- Fortune Teller- Writes three possible predictions for upcoming chapters.
- Cyberspace Kid- Selects a computer activity from the list of activities.
Some sample activities for the Cyberspace Kid are:
- Go to the Internet and search for the book's author. Word process two facts about the author.
- Using draw tools draw a picture of a setting in the book
- Begin or continue the book report using Hyperstudio.
- Using MaqQuest, CityNet or Yahoo locate where thebook is taking place.
- Using Timeliner make a time line of the events in the book
- Take a survey of the types of books students like: mystery, non-fiction, etc. and use a spreadsheet to make a graph representing the different types
- Make a database of the authors and which of their books have already been read in the classroom

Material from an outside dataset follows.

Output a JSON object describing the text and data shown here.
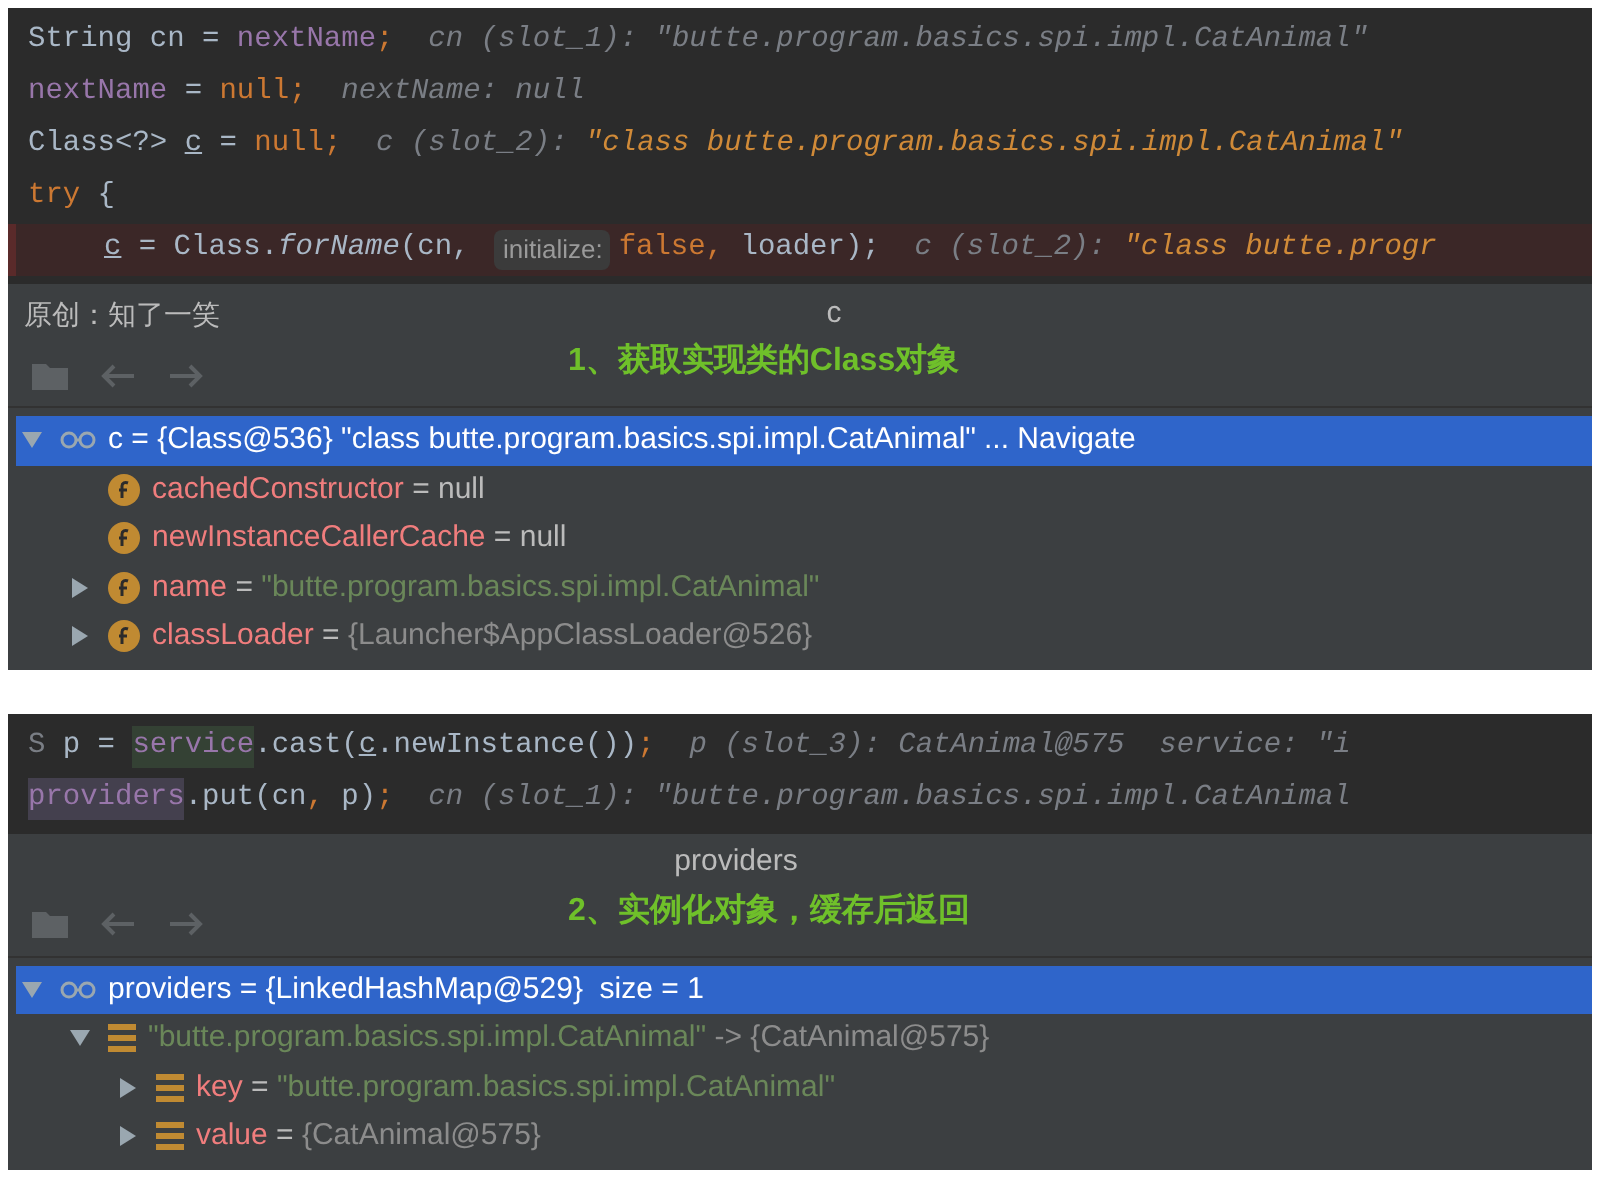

- Word process a summary of the chapter and illustrate it using draw tools
- Using draw tools make a new book jacket for the book
The team approach gives the responsibility of learning back to the student.
Another classroom management approach is through Menus.
- A menu has a list of activities or projects related to a theme or unit of study that the students work through in 2-6 weeks.
- The Teacher conferences with the student 2 or 3 times prior to final submissions of the menu projects. While the students are working on their menus, the teacher is free once again to work with one or more students.
A sample Space menu would look like this:
- Research one planet in solar system
- Present research using Hyperstudio, slides, expert or other graphic representation
Create a database on one of the following:
- distance from the sun
- # of moons
- Research a space pioneer (Internet or encyclopedias)
- Draw a constellation and write the accompanying myth, then create a new myth
- Create a time line of the Space Age
- Write a science fiction story
- Read about Clyde Tombaugh and prepare a presentation
There are a myriad of ways to organize classrooms so as to give students more one-on-one attention, from the remedial student to the most academically challenged. By being the "Guide on the side", we can better facilitate learning for all students. The computer, as a tool to facilitate instruction, can then be a treasure to have in the classroom and not just a reward!